Earlier this fall, I made the decision to leave J.P. Morgan and join the Biden for President campaign. After months of agonizing over the question “What do I want to do next?”, my plans ultimately came together quickly, thanks to the mess that has been 2020. As I’m sure everyone reading this can understand, 2020 has been a difficult and confusing year. With one disastrous news cycle snowballing into another, it’s been impossible to process everything we’ve experienced over the past 12 months: impeachment trials, devastating wildfires, a pandemic that has taken the lives of over 217,000 Americans, the passing of our beloved Justice Ruth Bader Ginsburg, and a resurgence of protests and activism after the heartbreaking [killings] of George Floyd, Breonna Taylor, Ahmaud Arbery, Rayshard Brooks, and far too many others. All of this to say that, no matter the outcome on November 4, I wanted to know that I had personally done everything in my power to make sure we had some bit of hope going into the next four years. For me, working on the campaign was the answer.

My responsibilities at Biden for President are twofold. I sit on the paid media team that leads all of Joe Biden’s advertising and fundraising efforts. Half of my day is spent liaising with our various program leads and budget team to make sure we are on track to reach every voter possible and hit $0 in our bank account by November 3. The other half of my day is spent ideating on and delivering creative content for our voter education campaign to inform people in key states how they can cast their ballot safely and securely. As you might imagine, my new role is a significant departure from investment banking, but so far I’m enjoying every minute of it.


Annie Wensley '19

Annie Wensley ’19

I’m a public employee in San Francisco who organizes around accessibility and disability. Formerly, I worked on Kamala Harris’s presidential campaign — before she became the Democratic nominee for vice president — based out of Oakland.

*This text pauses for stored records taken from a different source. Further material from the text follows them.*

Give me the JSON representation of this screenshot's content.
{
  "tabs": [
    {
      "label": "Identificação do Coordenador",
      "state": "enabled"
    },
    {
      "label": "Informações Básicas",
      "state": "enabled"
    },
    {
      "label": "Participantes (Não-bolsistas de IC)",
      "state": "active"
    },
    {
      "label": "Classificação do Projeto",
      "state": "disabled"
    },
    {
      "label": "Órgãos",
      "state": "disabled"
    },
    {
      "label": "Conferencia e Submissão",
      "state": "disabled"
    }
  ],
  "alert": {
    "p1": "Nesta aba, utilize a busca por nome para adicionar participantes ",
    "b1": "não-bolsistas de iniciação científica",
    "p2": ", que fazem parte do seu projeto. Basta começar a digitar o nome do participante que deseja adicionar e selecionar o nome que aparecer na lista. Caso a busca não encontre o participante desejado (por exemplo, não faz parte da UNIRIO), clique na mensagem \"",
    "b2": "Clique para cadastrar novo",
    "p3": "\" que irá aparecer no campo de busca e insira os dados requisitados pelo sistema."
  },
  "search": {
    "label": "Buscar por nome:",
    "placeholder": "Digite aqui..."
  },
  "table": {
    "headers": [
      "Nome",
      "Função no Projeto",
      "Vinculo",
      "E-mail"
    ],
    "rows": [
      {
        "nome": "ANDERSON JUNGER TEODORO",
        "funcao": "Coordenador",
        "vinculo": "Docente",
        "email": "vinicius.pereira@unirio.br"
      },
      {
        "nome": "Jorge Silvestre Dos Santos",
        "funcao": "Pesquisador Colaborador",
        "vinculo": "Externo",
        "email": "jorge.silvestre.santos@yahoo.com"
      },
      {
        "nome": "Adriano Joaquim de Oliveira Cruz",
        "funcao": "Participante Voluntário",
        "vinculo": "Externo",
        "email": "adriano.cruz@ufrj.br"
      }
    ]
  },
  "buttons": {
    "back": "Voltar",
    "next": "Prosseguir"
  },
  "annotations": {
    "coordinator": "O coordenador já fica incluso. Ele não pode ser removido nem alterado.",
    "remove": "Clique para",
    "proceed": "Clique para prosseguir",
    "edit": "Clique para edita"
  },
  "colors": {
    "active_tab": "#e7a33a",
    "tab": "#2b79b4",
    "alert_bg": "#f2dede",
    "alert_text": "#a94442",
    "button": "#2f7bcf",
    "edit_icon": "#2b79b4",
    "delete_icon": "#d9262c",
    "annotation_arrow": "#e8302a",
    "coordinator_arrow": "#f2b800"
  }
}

In regards to the election, I’ve been partnering with a few organizations that focus on increasing access to voting, mail-in ballots, and registering voters, particularly young or first-time voters. This election is especially important to me because of the restrictions and access to voting during this election. There’s no doubt that voting is a fundamental right that must be accessible to all populations no matter the communities they belong to and their social status. I do what I do because I know the story of this election will be decided by [inclusive] access to voting, [especially in regard to] race, age, gender identity, sexual orientation, socioeconomic status, and disability.


Are you a Barnard student or alumna who is civically engaged this fall? Tell your story on social media and be sure to tag @BarnardCollege. If you’re voting early, share your picture with us by using the hashtag #BarnardVotes. (Please note that, due to voter laws in many states, the College will not share any photos with marked ballots.)

Debriefing 2020

Calendar with dates marked corresponding to Barnard events

To help the community better understand the election process before and after Election Day, the College is hosting a series of events over the next few weeks. See a sample below:

  • Oct. 27, 6:30 p.m.: November 3 and Beyond: Examining the 2020 Election, a lecture by Prof. Michael Miller
  • Nov. 4, 3-4 p.m.: Listening hours through the Furman Counseling Center
  • Nov. 4, 6 p.m.: Faculty panel discussion about the election and what’s next, with Maria Hinojosa, Michael Miller, J.C. Salyer, and Elizabeth Ananat, moderated by Provost Linda Bell
  • Nov. 5, 5:30 p.m.: Postelection conversation with Athena Center director Umbreen Bhatti ’00 and Emily Ramshaw, co-founder and CEO of The 19th*
  • Nov. 6, 12-1 p.m.: Listening hours through the Furman Counseling Center
  • Nov. 12, 5:30 p.m.: Postelection conversation with Athena Center director Umbreen Bhatti ’00 and Soraya Chemaly, executive director of The Representation Project